USA Today Sports

Orioles agree to one-year deal with pitcher Chris Tillman, according to reports

SARASOTA, Fla. -- A person familiar with the negotiations says pitcher Chris Tillman and the Baltimore Orioles have agreed to a $3 million, one-year contract.

The deal includes performance bonuses, the person told The Associated Press on condition of anonymity Monday because the deal had not yet been announced.

Tillman was 1-7 with a 7.84 ERA in 19 starts and five relief appearances last year. He would be the second starter added by the Orioles in the past week after right-hander Andrew Cashner.

Tillman likely would join right-handers Dylan Bundy, Kevin Gausman and Cashner in the rotation.

The 29-year-old right-hander lives in Sarasota and had been working out at the Orioles' facility before spring training. Manager Buck Showalter watched Tillman throw and was impressed.

Tillman began last season on the disabled list with right shoulder stiffness.

"Better than he did last year at this time. I think he's got the chance to pitch well for somebody this year," Showalter said. "A lot of the challenges he had last year -- this time last year -- aren't there. Somebody's going to reap the benefits."

Tillman's is 73-55 with a 4.43 ERA in nine major league seasons, all with the Orioles. He won 16 games in both 2013 and 2016.

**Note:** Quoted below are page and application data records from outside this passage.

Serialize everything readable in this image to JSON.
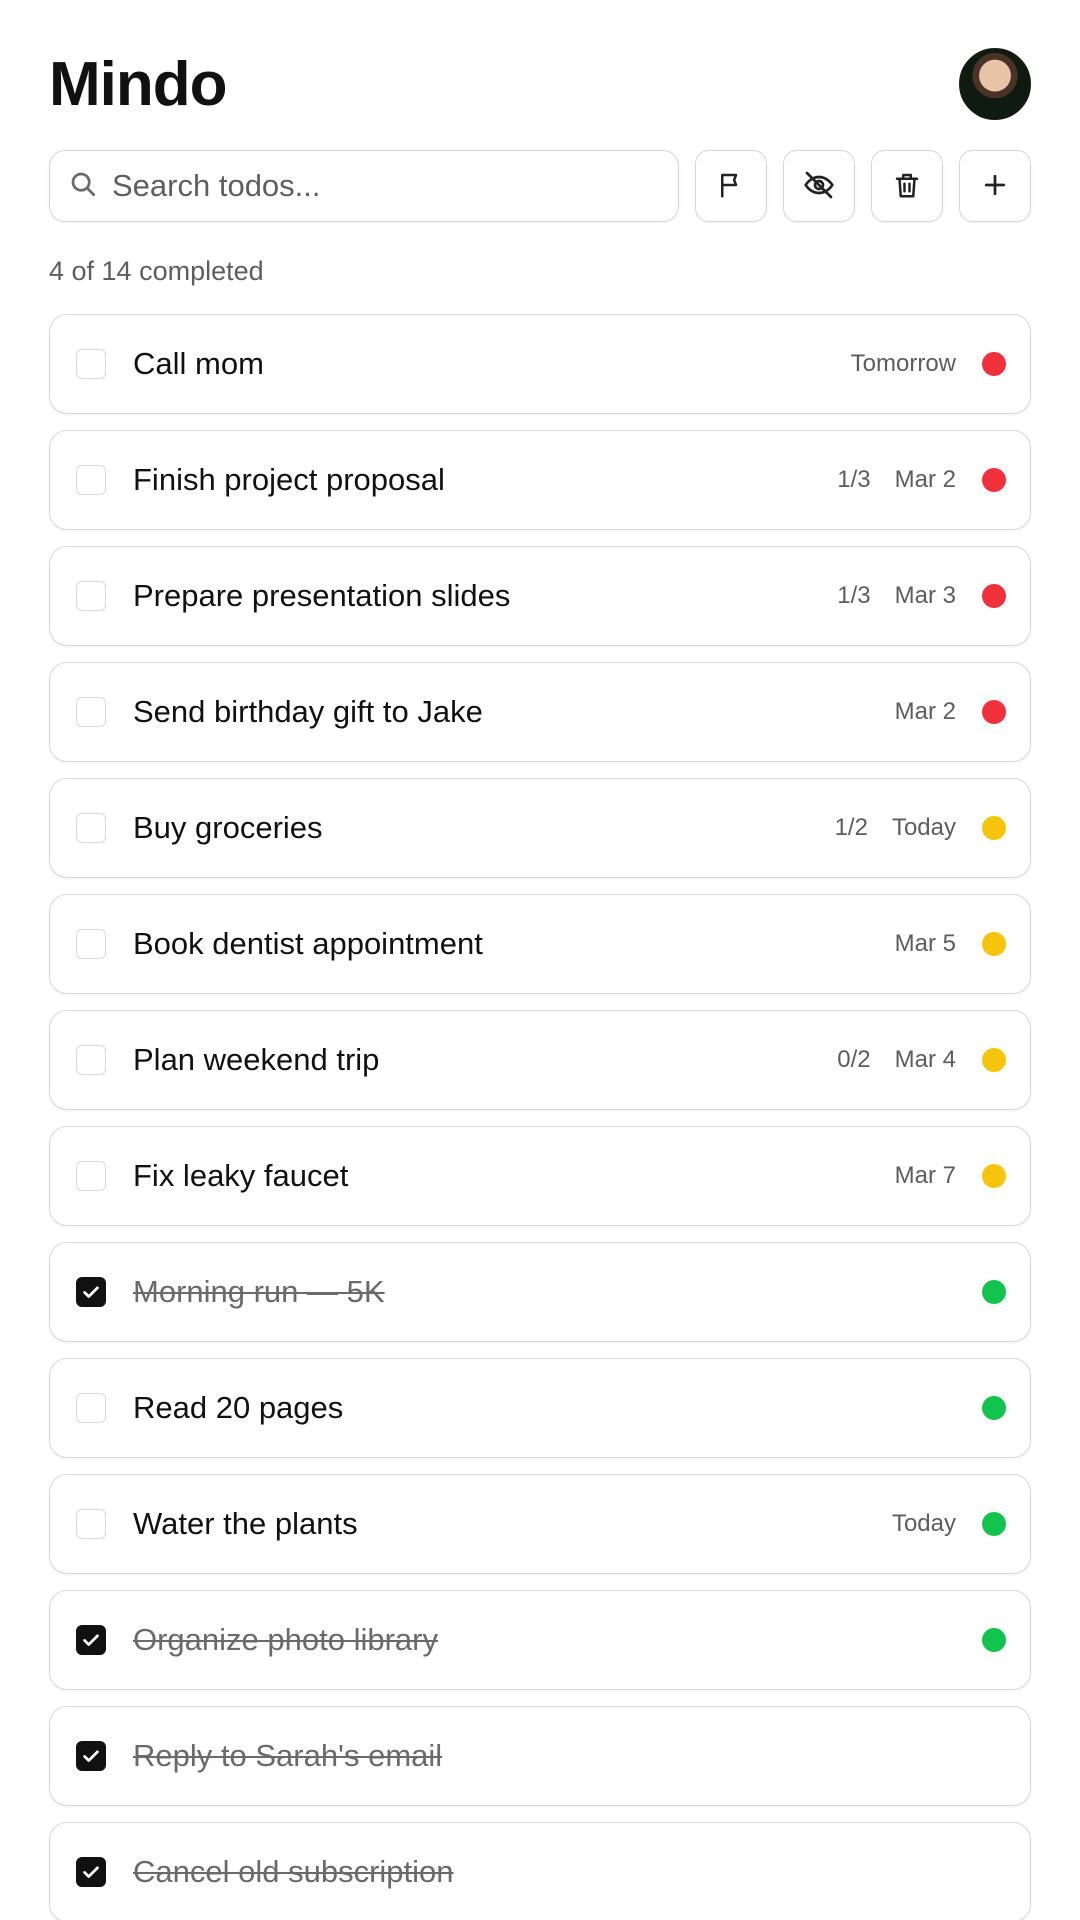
{
  "header": {
    "title": "Mindo"
  },
  "search": {
    "placeholder": "Search todos..."
  },
  "toolbar": {
    "buttons": [
      {
        "name": "filter-flag-button",
        "icon": "flag-icon"
      },
      {
        "name": "hide-completed-button",
        "icon": "eye-off-icon"
      },
      {
        "name": "delete-button",
        "icon": "trash-icon"
      },
      {
        "name": "add-todo-button",
        "icon": "plus-icon"
      }
    ]
  },
  "status": {
    "text": "4 of 14 completed"
  },
  "priority_colors": {
    "high": "#f0303a",
    "medium": "#f6c40c",
    "low": "#12c44e"
  },
  "todos": [
    {
      "title": "Call mom",
      "completed": false,
      "subtasks": "",
      "due": "Tomorrow",
      "priority": "high"
    },
    {
      "title": "Finish project proposal",
      "completed": false,
      "subtasks": "1/3",
      "due": "Mar 2",
      "priority": "high"
    },
    {
      "title": "Prepare presentation slides",
      "completed": false,
      "subtasks": "1/3",
      "due": "Mar 3",
      "priority": "high"
    },
    {
      "title": "Send birthday gift to Jake",
      "completed": false,
      "subtasks": "",
      "due": "Mar 2",
      "priority": "high"
    },
    {
      "title": "Buy groceries",
      "completed": false,
      "subtasks": "1/2",
      "due": "Today",
      "priority": "medium"
    },
    {
      "title": "Book dentist appointment",
      "completed": false,
      "subtasks": "",
      "due": "Mar 5",
      "priority": "medium"
    },
    {
      "title": "Plan weekend trip",
      "completed": false,
      "subtasks": "0/2",
      "due": "Mar 4",
      "priority": "medium"
    },
    {
      "title": "Fix leaky faucet",
      "completed": false,
      "subtasks": "",
      "due": "Mar 7",
      "priority": "medium"
    },
    {
      "title": "Morning run — 5K",
      "completed": true,
      "subtasks": "",
      "due": "",
      "priority": "low"
    },
    {
      "title": "Read 20 pages",
      "completed": false,
      "subtasks": "",
      "due": "",
      "priority": "low"
    },
    {
      "title": "Water the plants",
      "completed": false,
      "subtasks": "",
      "due": "Today",
      "priority": "low"
    },
    {
      "title": "Organize photo library",
      "completed": true,
      "subtasks": "",
      "due": "",
      "priority": "low"
    },
    {
      "title": "Reply to Sarah's email",
      "completed": true,
      "subtasks": "",
      "due": "",
      "priority": ""
    },
    {
      "title": "Cancel old subscription",
      "completed": true,
      "subtasks": "",
      "due": "",
      "priority": ""
    }
  ]
}
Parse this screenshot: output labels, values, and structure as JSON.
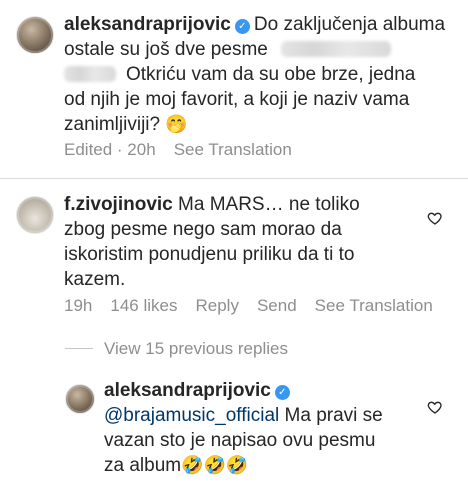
{
  "comments": [
    {
      "username": "aleksandraprijovic",
      "text_part1": "Do zaključenja albuma",
      "text_line2": "ostale su još dve pesme",
      "text_line3": "Otkriću vam da su obe brze, jedna",
      "text_line4": "od njih je moj favorit, a koji je naziv vama",
      "text_line5": "zanimljiviji?",
      "emoji": "🤭",
      "meta_edited": "Edited · 20h",
      "meta_see_translation": "See Translation"
    },
    {
      "username": "f.zivojinovic",
      "text_part1": "Ma MARS… ne toliko",
      "text_line2": "zbog pesme nego sam morao da",
      "text_line3": "iskoristim ponudjenu priliku da ti to",
      "text_line4": "kazem.",
      "meta_time": "19h",
      "meta_likes": "146 likes",
      "meta_reply": "Reply",
      "meta_send": "Send",
      "meta_see_translation": "See Translation"
    },
    {
      "username": "aleksandraprijovic",
      "mention": "@brajamusic_official",
      "text_part1": "Ma pravi se",
      "text_line2": "vazan sto je napisao ovu pesmu",
      "text_line3": "za album",
      "emoji": "🤣🤣🤣"
    }
  ],
  "view_replies": "View 15 previous replies",
  "icons": {
    "verified": "verified-badge-icon",
    "heart": "heart-outline-icon"
  },
  "colors": {
    "verified": "#3897f0",
    "meta": "#8e8e8e",
    "mention": "#00376b"
  }
}
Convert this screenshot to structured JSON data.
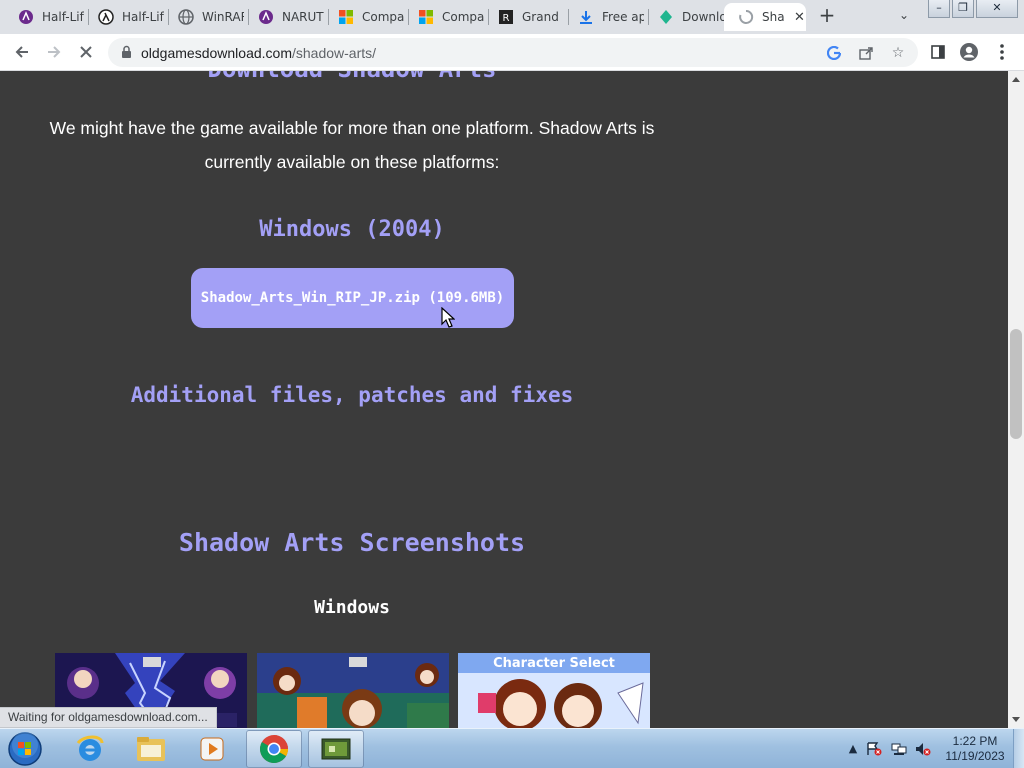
{
  "browser": {
    "tabs": [
      {
        "title": "Half-Life",
        "icon": "purple-globe-icon"
      },
      {
        "title": "Half-Life",
        "icon": "lambda-icon"
      },
      {
        "title": "WinRAR",
        "icon": "globe-icon"
      },
      {
        "title": "NARUTO",
        "icon": "purple-globe-icon"
      },
      {
        "title": "Compare",
        "icon": "microsoft-icon"
      },
      {
        "title": "Compare",
        "icon": "microsoft-icon"
      },
      {
        "title": "Grand",
        "icon": "rockstar-icon"
      },
      {
        "title": "Free ap",
        "icon": "download-arrow-icon"
      },
      {
        "title": "Downlo",
        "icon": "green-leaf-icon"
      },
      {
        "title": "Sha",
        "icon": "loading-spinner-icon",
        "active": true
      }
    ],
    "url_host": "oldgamesdownload.com",
    "url_path": "/shadow-arts/",
    "status_text": "Waiting for oldgamesdownload.com..."
  },
  "page": {
    "top_title": "Download Shadow Arts",
    "intro_text": "We might have the game available for more than one platform. Shadow Arts is currently available on these platforms:",
    "platform_heading": "Windows (2004)",
    "download_label": "Shadow_Arts_Win_RIP_JP.zip (109.6MB)",
    "extras_heading": "Additional files, patches and fixes",
    "screenshots_heading": "Shadow Arts Screenshots",
    "screenshots_sub": "Windows",
    "thumb3_caption": "Character Select"
  },
  "taskbar": {
    "time": "1:22 PM",
    "date": "11/19/2023"
  },
  "colors": {
    "page_bg": "#3b3b3b",
    "accent_purple": "#a3a0f6"
  }
}
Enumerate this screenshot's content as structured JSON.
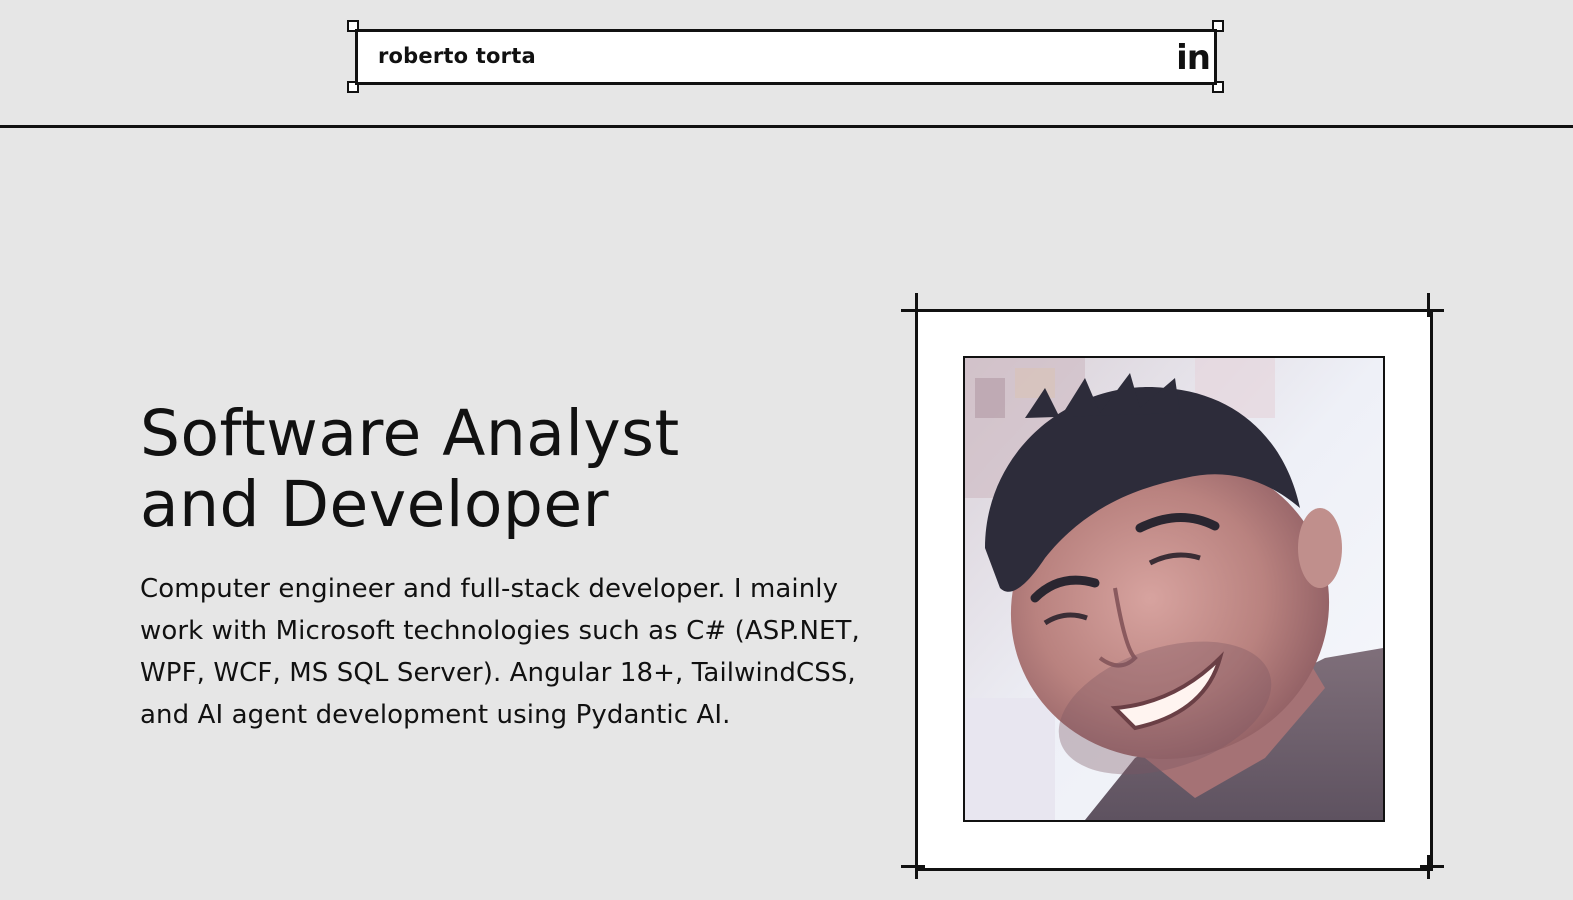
{
  "header": {
    "brand": "roberto torta",
    "linkedin_label": "in"
  },
  "hero": {
    "title_line1": "Software Analyst",
    "title_line2": "and Developer",
    "description": "Computer engineer and full-stack developer. I mainly work with Microsoft technologies such as C# (ASP.NET, WPF, WCF, MS SQL Server). Angular 18+, TailwindCSS, and AI agent development using Pydantic AI."
  },
  "photo": {
    "icon": "profile-photo"
  },
  "colors": {
    "background": "#e6e6e6",
    "ink": "#111111",
    "panel": "#ffffff"
  }
}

"He's a guy when he's healthy you can bank on him giving you 200 innings and keeping his ERA between a 3 and a 4," Gausman said. "That in the AL East is always going to be very valuable."